Adobe recently released version of its Shockwave Player, patching several vulnerabilities that could allow an attacker to run malicious code on an affected system.

"Numerous critical flaws in Shockwave, which could allow an attacker to inject malicious code into a system, have been closed by Adobe with the release of Shockwave Player for Windows and Macintosh systems," The H Security reports. "Overall, the vulnerabilities have six CVE numbers assigned to them (CVE-2012-4172, CVE-2012-4173, CVE-2012-4174, CVE-2012-4175, CVE-2012-4176, CVE-2012-5273) and are mostly buffer overflows with one array out of bounds vulnerability."

"The company said it is not aware of active exploits," notes Threatpost's Michael Mimoso.

"Before you try to update Shockwave, you should check to see if your system even has it installed," advises Krebs on Security's Brian Krebs. "If you visit this link and see a short animation, it should tell you which version of Shockwave you have installed.
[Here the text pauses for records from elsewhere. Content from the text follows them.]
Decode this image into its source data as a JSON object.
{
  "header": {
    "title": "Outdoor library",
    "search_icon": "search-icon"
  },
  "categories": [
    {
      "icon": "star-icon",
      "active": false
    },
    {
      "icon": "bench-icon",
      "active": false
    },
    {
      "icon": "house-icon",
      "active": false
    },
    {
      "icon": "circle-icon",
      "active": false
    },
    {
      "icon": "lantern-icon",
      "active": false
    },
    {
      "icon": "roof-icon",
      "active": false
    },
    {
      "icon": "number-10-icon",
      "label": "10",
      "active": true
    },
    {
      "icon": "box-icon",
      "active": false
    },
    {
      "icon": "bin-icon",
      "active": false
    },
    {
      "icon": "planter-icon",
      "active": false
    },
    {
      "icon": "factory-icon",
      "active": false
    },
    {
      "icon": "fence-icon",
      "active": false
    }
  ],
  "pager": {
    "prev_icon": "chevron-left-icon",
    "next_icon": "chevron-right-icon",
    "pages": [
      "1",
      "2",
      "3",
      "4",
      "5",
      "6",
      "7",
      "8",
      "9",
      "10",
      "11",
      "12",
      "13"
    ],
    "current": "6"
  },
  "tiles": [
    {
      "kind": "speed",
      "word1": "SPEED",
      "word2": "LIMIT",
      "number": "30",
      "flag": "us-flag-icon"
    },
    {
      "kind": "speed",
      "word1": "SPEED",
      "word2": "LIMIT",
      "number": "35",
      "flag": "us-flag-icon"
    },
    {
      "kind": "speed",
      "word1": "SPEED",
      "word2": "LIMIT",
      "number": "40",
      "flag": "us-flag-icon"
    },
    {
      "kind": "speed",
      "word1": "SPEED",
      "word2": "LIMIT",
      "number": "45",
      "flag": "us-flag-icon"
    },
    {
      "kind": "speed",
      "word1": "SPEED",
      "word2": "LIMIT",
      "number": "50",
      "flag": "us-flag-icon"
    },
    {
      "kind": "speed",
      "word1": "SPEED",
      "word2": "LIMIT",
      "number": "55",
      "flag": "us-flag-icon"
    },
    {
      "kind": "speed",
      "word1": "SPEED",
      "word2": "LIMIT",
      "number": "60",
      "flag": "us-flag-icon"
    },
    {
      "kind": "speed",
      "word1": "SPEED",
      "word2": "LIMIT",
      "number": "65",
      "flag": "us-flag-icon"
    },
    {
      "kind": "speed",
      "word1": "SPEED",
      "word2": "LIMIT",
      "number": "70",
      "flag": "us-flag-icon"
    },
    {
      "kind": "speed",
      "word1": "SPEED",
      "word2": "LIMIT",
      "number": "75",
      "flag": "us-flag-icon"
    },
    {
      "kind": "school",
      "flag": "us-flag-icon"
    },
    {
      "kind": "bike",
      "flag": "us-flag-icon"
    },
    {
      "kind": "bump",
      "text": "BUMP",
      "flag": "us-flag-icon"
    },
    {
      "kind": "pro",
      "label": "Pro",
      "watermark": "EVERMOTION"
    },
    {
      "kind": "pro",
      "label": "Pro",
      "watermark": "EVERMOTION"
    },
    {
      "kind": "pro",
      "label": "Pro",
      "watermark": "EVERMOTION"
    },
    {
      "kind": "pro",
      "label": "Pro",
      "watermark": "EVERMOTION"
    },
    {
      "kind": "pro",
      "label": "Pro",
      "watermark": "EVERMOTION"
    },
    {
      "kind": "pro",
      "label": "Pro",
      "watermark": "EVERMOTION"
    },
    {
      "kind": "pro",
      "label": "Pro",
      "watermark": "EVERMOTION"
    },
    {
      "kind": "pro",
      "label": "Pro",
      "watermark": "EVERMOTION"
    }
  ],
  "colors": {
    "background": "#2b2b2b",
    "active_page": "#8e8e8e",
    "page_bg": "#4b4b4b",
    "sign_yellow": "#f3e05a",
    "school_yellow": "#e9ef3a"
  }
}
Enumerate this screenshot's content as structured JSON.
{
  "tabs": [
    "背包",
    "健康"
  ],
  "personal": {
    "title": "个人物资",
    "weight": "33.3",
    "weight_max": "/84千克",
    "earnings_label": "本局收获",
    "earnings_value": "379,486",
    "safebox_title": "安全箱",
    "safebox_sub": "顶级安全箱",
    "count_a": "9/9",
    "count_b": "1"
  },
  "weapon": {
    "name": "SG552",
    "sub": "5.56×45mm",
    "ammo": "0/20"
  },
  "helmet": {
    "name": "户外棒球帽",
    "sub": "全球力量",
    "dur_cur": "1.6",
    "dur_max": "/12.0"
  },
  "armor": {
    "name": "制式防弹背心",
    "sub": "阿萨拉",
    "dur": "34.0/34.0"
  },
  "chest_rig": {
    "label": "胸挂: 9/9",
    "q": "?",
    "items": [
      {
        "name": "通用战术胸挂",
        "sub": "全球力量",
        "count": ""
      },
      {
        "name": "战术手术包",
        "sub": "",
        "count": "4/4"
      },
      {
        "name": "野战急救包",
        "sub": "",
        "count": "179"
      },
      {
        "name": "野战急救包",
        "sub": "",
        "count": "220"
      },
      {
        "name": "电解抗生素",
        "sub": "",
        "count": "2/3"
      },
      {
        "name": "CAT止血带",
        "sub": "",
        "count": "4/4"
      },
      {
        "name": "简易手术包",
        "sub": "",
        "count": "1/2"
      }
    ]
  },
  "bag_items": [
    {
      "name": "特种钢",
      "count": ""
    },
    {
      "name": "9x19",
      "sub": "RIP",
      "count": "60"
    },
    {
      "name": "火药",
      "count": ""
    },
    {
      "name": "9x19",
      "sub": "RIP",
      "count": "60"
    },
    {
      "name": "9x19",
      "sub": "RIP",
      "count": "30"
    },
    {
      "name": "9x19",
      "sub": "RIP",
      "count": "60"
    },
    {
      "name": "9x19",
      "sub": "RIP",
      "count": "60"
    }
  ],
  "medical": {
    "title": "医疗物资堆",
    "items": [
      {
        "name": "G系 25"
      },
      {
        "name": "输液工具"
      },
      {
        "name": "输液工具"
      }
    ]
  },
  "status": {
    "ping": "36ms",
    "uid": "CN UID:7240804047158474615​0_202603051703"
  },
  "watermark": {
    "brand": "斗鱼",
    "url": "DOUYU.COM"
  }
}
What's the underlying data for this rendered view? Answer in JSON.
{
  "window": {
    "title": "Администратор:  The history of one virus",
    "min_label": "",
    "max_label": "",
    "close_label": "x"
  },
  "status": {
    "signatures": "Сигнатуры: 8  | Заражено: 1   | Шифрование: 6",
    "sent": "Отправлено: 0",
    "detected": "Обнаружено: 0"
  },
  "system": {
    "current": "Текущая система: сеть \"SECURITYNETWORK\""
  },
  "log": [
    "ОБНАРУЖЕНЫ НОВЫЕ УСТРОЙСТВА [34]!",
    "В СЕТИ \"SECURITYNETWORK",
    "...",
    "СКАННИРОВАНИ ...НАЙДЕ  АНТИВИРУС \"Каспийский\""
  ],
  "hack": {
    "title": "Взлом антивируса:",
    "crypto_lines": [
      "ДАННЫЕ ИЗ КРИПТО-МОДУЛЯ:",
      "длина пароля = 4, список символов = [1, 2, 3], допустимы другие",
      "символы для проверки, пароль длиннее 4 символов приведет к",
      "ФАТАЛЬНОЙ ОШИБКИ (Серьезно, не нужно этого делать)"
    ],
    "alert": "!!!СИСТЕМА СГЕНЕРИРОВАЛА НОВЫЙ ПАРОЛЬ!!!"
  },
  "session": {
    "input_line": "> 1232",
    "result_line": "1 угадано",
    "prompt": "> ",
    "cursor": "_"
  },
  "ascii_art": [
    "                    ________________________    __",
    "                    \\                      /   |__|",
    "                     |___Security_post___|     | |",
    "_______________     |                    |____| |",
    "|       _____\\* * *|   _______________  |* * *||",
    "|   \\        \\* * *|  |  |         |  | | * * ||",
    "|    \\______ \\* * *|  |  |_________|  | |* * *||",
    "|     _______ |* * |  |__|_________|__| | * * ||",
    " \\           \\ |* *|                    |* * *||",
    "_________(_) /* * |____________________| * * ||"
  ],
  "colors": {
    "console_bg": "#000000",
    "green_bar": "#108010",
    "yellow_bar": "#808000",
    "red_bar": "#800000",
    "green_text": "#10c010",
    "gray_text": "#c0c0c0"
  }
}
If it prompts you to download Shockwave, then you don’t have Shockwave installed and in all likelihood don’t need it. If you update or install Shockwave, be on the lookout for pre-checked 'extras;' my test installation of this update tried to foist a 30-day trial of Norton Internet Security."